I know that your mom really loves you Doug and you know it too. Good for you for coming out to her. She will not stop loving you because you are gay I just know it!. Give her some time though to adjust to the idea. Now most of all you must have faith in her. She is a very strong person but she knows nothing about gay people and she relies on you to educate her. You must be patient. She'll come 'round.

The Milkman said...

Great post... placing value on honesty and personal integrity is the mark of a well-raised adult. Your mother has much for which to be proud and grateful. With time, she may become more relaxed about all this... and she may also realize that you might yet provide a grandchild or two. There is more than one door into that room.

Tempe said...

SO very heartfelt, kiddo.
Your mom is lucky to have you.

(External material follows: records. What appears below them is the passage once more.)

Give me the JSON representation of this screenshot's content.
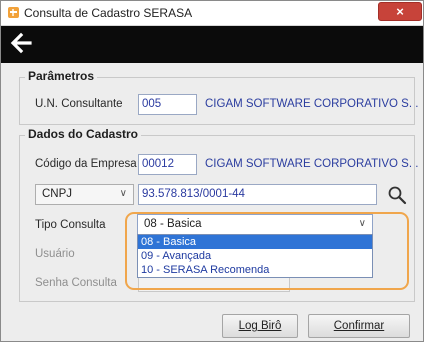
{
  "window": {
    "title": "Consulta de Cadastro SERASA",
    "close_glyph": "×"
  },
  "toolbar": {
    "back_icon": "arrow-left-icon"
  },
  "parametros": {
    "title": "Parâmetros",
    "un_label": "U.N. Consultante",
    "un_value": "005",
    "un_desc": "CIGAM SOFTWARE CORPORATIVO S. ."
  },
  "cadastro": {
    "title": "Dados do Cadastro",
    "empresa_label": "Código da Empresa",
    "empresa_value": "00012",
    "empresa_desc": "CIGAM SOFTWARE CORPORATIVO S. .",
    "doc_type": "CNPJ",
    "doc_value": "93.578.813/0001-44",
    "tipo_label": "Tipo Consulta",
    "tipo_selected": "08 - Basica",
    "tipo_options": [
      "08 - Basica",
      "09 - Avançada",
      "10 - SERASA Recomenda"
    ],
    "usuario_label": "Usuário",
    "senha_label": "Senha Consulta"
  },
  "buttons": {
    "log_biro": "Log Birô",
    "confirmar": "Confirmar"
  },
  "colors": {
    "highlight": "#f0a64c",
    "selection": "#2f74d6",
    "link_text": "#2b3d9f"
  }
}
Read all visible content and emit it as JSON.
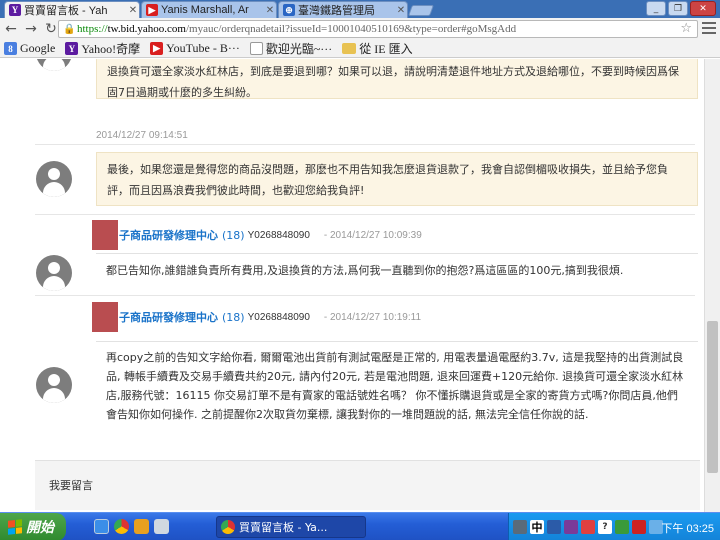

In time she will accept what she hope to be untrue.

I love your relationship with her and I set you apart from other overseas Fil kids I've encountered in the internet, who lets the ups and downs mess them up. I like the way you describe your mom and I have no doubts that you make it known to her how much you appreciate all her sacrifices.

big hugs, Dougg, you're a good kid.